START Exercise input

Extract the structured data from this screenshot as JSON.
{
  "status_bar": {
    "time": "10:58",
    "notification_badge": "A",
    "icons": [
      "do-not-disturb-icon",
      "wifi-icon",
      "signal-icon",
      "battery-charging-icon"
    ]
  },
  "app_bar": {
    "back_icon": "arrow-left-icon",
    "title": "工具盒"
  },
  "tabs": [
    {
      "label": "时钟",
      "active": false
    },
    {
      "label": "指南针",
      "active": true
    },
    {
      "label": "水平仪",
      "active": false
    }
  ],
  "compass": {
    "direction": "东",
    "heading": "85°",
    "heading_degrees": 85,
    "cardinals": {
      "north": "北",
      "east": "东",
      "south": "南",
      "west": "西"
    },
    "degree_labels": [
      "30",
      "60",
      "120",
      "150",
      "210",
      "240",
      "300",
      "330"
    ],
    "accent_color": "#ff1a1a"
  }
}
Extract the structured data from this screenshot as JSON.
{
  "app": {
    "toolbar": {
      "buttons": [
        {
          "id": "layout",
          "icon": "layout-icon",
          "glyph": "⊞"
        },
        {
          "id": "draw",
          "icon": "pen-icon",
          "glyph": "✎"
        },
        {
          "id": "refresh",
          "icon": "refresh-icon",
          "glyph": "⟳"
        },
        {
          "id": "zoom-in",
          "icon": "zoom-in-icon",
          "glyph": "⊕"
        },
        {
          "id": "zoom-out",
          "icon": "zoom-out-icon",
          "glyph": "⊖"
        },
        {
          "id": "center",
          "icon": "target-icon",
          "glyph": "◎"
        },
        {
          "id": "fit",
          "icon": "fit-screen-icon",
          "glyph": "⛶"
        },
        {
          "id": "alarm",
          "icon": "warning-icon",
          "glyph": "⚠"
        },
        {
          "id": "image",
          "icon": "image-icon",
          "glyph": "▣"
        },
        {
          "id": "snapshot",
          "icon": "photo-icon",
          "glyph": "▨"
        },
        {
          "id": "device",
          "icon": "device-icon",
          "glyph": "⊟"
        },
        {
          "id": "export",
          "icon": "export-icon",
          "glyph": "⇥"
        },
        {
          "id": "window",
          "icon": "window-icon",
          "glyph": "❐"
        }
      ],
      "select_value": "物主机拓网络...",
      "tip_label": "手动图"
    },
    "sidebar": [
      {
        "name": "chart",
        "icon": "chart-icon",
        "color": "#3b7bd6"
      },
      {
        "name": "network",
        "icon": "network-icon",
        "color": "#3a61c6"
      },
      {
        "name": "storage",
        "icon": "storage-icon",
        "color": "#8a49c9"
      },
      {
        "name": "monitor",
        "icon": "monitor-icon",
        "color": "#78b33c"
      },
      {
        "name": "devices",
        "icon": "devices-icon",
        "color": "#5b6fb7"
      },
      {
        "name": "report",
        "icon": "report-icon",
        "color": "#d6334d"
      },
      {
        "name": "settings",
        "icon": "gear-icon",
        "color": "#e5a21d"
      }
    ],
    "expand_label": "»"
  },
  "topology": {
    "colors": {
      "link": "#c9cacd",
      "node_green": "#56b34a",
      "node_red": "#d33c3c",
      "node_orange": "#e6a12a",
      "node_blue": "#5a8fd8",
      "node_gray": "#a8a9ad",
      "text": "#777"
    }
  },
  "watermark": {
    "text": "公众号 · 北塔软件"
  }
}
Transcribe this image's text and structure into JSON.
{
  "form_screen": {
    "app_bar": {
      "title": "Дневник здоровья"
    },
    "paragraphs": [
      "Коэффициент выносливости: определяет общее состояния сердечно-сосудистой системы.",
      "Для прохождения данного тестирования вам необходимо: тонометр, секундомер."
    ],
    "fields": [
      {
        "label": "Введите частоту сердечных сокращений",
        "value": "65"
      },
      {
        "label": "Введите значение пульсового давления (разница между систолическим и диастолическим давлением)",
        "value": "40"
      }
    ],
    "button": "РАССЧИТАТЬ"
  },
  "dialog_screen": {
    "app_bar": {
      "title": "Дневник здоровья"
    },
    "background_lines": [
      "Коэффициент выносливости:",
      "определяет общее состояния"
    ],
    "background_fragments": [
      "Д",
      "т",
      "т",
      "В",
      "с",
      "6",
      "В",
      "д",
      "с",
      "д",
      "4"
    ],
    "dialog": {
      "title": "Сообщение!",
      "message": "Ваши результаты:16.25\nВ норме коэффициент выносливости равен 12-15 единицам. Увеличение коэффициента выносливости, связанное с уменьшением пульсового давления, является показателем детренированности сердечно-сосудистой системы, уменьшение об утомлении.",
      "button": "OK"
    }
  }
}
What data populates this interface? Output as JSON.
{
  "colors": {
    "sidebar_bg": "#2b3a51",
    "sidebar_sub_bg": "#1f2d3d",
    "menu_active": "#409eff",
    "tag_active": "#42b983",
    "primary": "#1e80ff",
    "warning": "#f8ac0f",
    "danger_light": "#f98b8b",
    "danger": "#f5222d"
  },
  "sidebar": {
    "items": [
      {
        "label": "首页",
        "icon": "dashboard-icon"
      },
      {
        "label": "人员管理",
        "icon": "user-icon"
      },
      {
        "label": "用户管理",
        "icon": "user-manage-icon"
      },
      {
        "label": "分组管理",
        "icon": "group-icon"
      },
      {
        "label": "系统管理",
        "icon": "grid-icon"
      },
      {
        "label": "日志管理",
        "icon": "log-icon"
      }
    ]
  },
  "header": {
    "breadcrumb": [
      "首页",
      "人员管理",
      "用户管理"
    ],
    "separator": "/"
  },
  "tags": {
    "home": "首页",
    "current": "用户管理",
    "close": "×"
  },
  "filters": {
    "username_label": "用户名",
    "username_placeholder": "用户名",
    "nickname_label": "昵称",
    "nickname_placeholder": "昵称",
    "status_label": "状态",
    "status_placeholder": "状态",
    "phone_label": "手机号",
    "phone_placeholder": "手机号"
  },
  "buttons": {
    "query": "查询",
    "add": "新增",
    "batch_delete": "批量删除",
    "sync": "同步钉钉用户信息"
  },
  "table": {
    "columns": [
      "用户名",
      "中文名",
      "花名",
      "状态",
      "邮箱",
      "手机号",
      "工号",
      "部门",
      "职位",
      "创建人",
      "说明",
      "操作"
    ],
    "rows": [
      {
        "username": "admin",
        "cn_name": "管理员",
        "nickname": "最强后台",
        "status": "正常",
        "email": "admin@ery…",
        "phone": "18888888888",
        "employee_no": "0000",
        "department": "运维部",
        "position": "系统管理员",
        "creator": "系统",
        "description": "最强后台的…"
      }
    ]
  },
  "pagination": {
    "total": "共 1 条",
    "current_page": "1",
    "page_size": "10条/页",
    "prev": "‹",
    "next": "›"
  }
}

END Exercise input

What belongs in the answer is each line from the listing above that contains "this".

Extract the structured data from this screenshot as JSON.
Extract the structured data from this screenshot as JSON.
Transcribe this image's text and structure into JSON.
What data populates this interface? Output as JSON.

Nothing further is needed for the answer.